The military has devised a number of new “pain compliance” technologies now used by police. “Designed to control crowds, clear streets, subdue and restrain individuals and secure borders, they are the 21st century’s version of the police baton, pepper spray and tear gas,” writes Rania Khalek.
Invisible “pain rays,” lasers that blind, tasers “on steroids,” so-called “calmative agents,” deafening microwaves, ear-splitting Long Range Acoustic Devices, and other torture technologies are either now being deployed by police or are being tested.
Psychological and Sexual Torture for Travelers
In addition to actual physical violence and torture, the government has honed the art of psychological torture at the nation’s airports. The sexual molestation of children is defended by the TSA and the Department of Homeland Security as a necessary component in the war on terrorism.
Remarkably, the TSA has advised parents to instruct their children to regard strangers groping their private parts as a “game,” a practice also used by pedophiles and sexual predators. Children “don’t have the sophistication” to distinguish between a pat-down carried out by an airport security officer and an assault by a sexual predator, Ken Wooden, founder of Child Lures Prevention, told Raw Story in 2010.
“This policy is also incredibly insensitive to the countless victims who have already been traumatized by unwanted touching in their lives and could be re-traumatized by such pat-downs,” Wooden said.
For adults, the practice of intrusive pat-downs by the TSA further acclimates them to the formerly unacceptable idea that the government has the right to invade their personal space and fondle their genitals under the bogus guise of protecting them from phantom terrorists. It also further undermines the Fourth Amendment and the principle of probable cause.
The TSA has expanded its mission to terrorize the public from airports to bus terminals, subway platforms and Amtrak stations. If the mega-agency is allowed to continue this expansion – something Congress has given it a green light to do – we can expect to be sexually molested, forced through cancer-inducing naked body porno scanners, and psychologically tortured at the local mall and on street corners around the nation.
The Methodology of Submission
As Aleksandr Solzhenitsyn noted in his book The Gulag Archipelago: 1918-1956, torture is used primarily to break the will and train the victim to obey and submit to the state. “The most natural thing of all is to combine the psychological and physical methods,” he writes.
Beyond the fact that sadists and authoritarian personalities gravitate toward positions where torture is routinely employed, the state has a keen interest in using it not only to break the will of enemies (either real or manufactured), but also as a psychological weapon to train the masses to accept their servitude or face harsh consequences. Moreover, when torture is taken out of the shadows and normalized – even celebrated on popular television shows – it desensitizes a public that has already undergone decades of desensitization when it comes to violence and war.

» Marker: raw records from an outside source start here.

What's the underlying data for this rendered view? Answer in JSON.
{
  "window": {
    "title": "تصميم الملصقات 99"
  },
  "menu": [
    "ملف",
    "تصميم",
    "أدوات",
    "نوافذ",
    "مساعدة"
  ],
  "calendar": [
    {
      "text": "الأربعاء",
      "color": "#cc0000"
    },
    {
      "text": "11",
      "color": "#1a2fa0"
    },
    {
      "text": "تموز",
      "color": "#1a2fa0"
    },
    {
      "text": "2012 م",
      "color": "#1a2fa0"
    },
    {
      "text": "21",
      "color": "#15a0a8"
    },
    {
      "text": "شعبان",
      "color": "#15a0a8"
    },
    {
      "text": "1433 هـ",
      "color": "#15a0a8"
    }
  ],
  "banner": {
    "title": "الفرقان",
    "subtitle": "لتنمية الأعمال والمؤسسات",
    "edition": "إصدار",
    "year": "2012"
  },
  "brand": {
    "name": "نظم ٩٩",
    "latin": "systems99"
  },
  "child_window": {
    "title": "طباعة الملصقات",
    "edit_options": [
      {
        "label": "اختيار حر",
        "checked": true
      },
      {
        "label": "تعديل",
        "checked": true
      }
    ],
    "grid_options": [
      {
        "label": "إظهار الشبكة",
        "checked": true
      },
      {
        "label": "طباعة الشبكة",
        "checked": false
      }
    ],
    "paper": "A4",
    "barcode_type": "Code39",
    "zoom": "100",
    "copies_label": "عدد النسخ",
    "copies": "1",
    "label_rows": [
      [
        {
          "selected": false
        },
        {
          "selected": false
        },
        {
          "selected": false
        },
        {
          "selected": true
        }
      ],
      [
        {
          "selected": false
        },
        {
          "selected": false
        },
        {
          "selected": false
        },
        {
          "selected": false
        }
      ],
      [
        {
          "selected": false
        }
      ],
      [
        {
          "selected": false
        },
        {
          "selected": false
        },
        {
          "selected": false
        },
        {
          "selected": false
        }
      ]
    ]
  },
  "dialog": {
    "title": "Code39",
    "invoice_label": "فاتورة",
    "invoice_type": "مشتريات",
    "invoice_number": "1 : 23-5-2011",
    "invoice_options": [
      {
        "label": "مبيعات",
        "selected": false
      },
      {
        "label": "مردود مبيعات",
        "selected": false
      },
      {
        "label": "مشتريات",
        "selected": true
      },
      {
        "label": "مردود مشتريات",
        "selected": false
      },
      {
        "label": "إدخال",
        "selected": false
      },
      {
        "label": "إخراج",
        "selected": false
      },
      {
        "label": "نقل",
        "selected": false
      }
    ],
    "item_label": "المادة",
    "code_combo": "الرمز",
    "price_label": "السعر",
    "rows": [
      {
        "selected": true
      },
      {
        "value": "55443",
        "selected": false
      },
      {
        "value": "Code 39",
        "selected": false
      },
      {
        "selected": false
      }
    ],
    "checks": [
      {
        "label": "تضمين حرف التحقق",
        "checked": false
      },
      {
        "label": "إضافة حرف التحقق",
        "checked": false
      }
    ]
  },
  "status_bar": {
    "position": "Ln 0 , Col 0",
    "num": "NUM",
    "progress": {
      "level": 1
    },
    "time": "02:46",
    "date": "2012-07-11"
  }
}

The methodology of submission is an integral component in breaking our will to resist ever encroaching tyranny and the ultimate end game of the elite – a eugenics-based culling of the herd that is accepted by the dumbed-down masses as beneficial for the planet and the Gaia hypothesis pushed by the global elite.